**Directions**
The answer must be every line of the records below that contains the word "value".

______

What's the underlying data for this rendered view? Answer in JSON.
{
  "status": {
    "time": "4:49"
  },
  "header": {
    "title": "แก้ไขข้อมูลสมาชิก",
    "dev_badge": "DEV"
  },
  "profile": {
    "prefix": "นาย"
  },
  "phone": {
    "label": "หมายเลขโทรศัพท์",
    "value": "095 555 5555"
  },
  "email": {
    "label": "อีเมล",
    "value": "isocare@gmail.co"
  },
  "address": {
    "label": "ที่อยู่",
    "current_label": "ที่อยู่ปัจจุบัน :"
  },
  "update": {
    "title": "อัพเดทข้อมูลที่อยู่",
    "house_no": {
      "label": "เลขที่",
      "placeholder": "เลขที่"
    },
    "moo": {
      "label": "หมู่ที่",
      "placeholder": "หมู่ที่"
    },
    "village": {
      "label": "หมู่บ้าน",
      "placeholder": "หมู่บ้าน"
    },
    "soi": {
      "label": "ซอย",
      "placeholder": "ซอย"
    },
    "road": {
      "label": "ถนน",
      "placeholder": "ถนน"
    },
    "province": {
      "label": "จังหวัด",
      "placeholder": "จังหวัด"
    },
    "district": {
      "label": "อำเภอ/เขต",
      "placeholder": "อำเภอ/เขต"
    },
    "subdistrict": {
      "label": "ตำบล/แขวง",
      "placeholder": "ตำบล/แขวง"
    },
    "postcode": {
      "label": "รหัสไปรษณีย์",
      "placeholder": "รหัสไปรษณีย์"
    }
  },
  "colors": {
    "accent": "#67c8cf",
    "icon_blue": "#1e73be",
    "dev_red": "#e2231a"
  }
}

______

**Response area**
    "value": "095 555 5555"
    "value": "isocare@gmail.co"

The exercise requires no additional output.